GENEVA: Twenty-seven countries have raised concerns about Britain's future trading terms at the World Trade Organisation, trade sources in Geneva said on Friday, in a move that could delay post-Brexit free trade deals.
The WTO in Geneva -- which has 164 countries as members -- is where countries negotiate the rules of international trade and settle disputes.
Although Britain is a member outright, for decades the EU has represented the UK at the WTO.
But Brexit means the UK has to separate its trade rules from the EU if it wants to act with more independence.
As March approaches -- Britain's Brexit leave date -- the UK has pushed to essentially replicate the WTO rules it currently follows as an EU member, with some technical changes.
But trade sources have told AFP that 27 countries have "raised concerns" about the plans, particularly regarding agriculture tariffs and quotas, as well as other issues.
The move has been described as a "welcome to reality" moment for the UK, by analysts.
"All these countries, they are all saying we would like something, we want a bigger share of the pie," David Henig, Director of the UK Trade Policy Project, told AFP.
"While the UK is in these (WTO) negotiations, that can potentially delay bilateral deals with other countries," he said.
A delay to new free trade deals post-Brexit -- touted as a key benefit of leaving the EU by Brexit supporters -- could have economic consequences for the UK.
But it is still unclear whether Britain's proposed Brexit deal will even leave the UK with much power to negotiate free trade deals.
Until a Brexit deal is completed, it is impossible to know what terms of trade will be negotiated at the WTO.
Many of the concerns raised by other countries at the WTO could even fall away if the UK stays part of the EU's custom's union, for example, trade sources said.
The WTO said the situation is without precedent but that while discussions take place, the trade will continue as normal.
"The type of conversation that will take place very much depends on the outcome of the UK-EU bilateral negotiation," the WTO said in a statement.
A separate issue is whether British businesses will continue to get equal access to bid for government contracts in other WTO countries, known as government procurement agreements.
"The other countries might decide to keep treating British businesses the same way, but they don't have to," warned Lorand Bartels, a teacher of WTO law at the University of Cambridge.
If the UK does not reach a deal with other WTO countries then, "British businesses would not be protected when bidding for government contracts," Bartels said.

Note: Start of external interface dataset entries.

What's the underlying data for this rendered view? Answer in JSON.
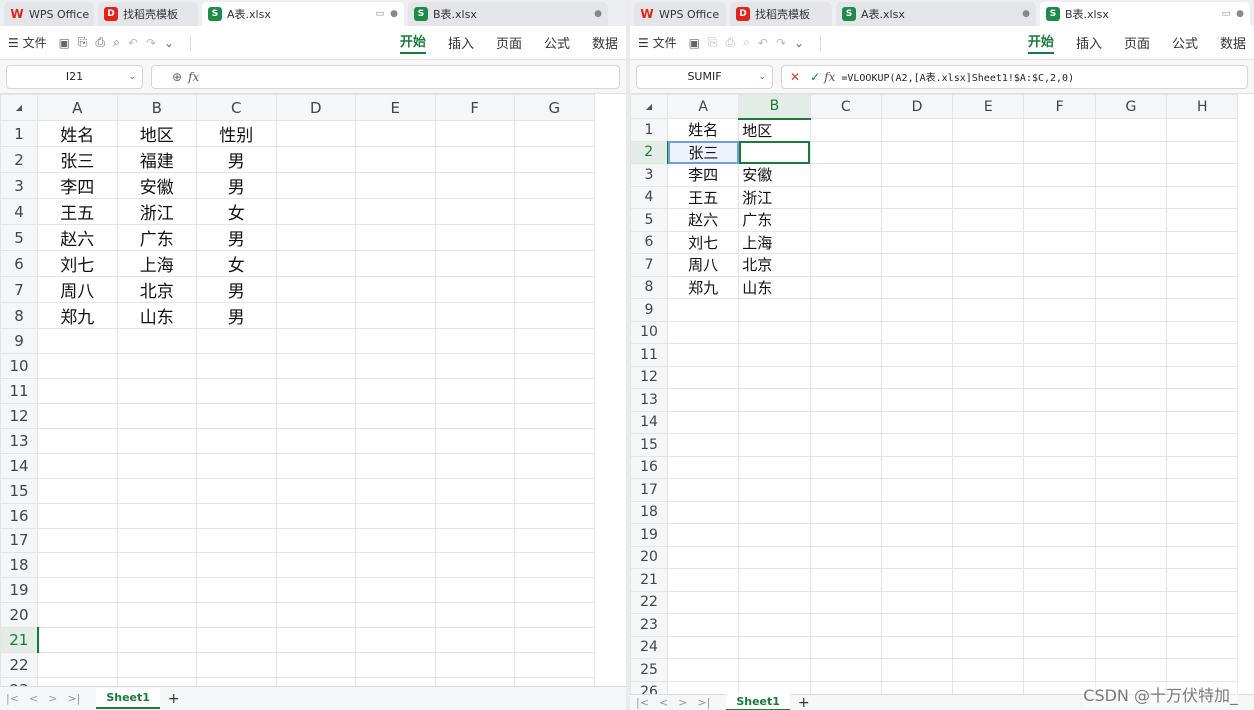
{
  "left": {
    "tabs": [
      {
        "label": "WPS Office",
        "icon": "wps-logo-icon"
      },
      {
        "label": "找稻壳模板",
        "icon": "docer-icon"
      },
      {
        "label": "A表.xlsx",
        "icon": "sheet-icon",
        "active": true
      },
      {
        "label": "B表.xlsx",
        "icon": "sheet-icon"
      }
    ],
    "toolbar": {
      "file": "☰ 文件",
      "menus": [
        "开始",
        "插入",
        "页面",
        "公式",
        "数据"
      ],
      "active_menu": "开始"
    },
    "namebox": "I21",
    "formula": "",
    "columns": [
      "A",
      "B",
      "C",
      "D",
      "E",
      "F",
      "G"
    ],
    "rows": [
      [
        "姓名",
        "地区",
        "性别"
      ],
      [
        "张三",
        "福建",
        "男"
      ],
      [
        "李四",
        "安徽",
        "男"
      ],
      [
        "王五",
        "浙江",
        "女"
      ],
      [
        "赵六",
        "广东",
        "男"
      ],
      [
        "刘七",
        "上海",
        "女"
      ],
      [
        "周八",
        "北京",
        "男"
      ],
      [
        "郑九",
        "山东",
        "男"
      ]
    ],
    "row_count": 23,
    "active_row": 21,
    "sheet": "Sheet1"
  },
  "right": {
    "tabs": [
      {
        "label": "WPS Office",
        "icon": "wps-logo-icon"
      },
      {
        "label": "找稻壳模板",
        "icon": "docer-icon"
      },
      {
        "label": "A表.xlsx",
        "icon": "sheet-icon"
      },
      {
        "label": "B表.xlsx",
        "icon": "sheet-icon",
        "active": true
      }
    ],
    "toolbar": {
      "file": "☰ 文件",
      "menus": [
        "开始",
        "插入",
        "页面",
        "公式",
        "数据"
      ],
      "active_menu": "开始"
    },
    "namebox": "SUMIF",
    "formula": "=VLOOKUP(A2,[A表.xlsx]Sheet1!$A:$C,2,0)",
    "editing": {
      "prefix": "=VLOOKUP(",
      "ref": "A2",
      "suffix": ",[A表.xlsx]Sheet1!$A:$C,2,0)"
    },
    "columns": [
      "A",
      "B",
      "C",
      "D",
      "E",
      "F",
      "G",
      "H"
    ],
    "rows": [
      [
        "姓名",
        "地区"
      ],
      [
        "张三",
        ""
      ],
      [
        "李四",
        "安徽"
      ],
      [
        "王五",
        "浙江"
      ],
      [
        "赵六",
        "广东"
      ],
      [
        "刘七",
        "上海"
      ],
      [
        "周八",
        "北京"
      ],
      [
        "郑九",
        "山东"
      ]
    ],
    "row_count": 26,
    "active_row": 2,
    "sheet": "Sheet1"
  },
  "watermark": "CSDN @十万伏特加_",
  "colors": {
    "accent": "#1a7a3d",
    "ref_highlight": "#6e9ee0"
  }
}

12 per cent of GDP is the amount spent on average in OECD countries on public procurement, according to the organisation.
According to market analysis site MLex, Russia is one of the countries to have objected to the British proposals, saying they do not meet obligations "under several basic WTO provisions".
Other countries have made it clear that they think the plans will put them at a disadvantage, the site said.
The WTO played down the significance, saying countries had simply reserved their right "to sit down and discuss with the British" negotiations in the coming months.
The developments are a reminder of the huge complexities Britain faces to finalise deals while countries promote their own national interests.
"The large majority of our trading partners do not have any objections to our proposed goods schedule," a UK department for international trade spokesperson said in a statement.
"The terms we have set out will form the basis of our trade policy while we engage with our WTO partners to address their concerns," the spokesperson said.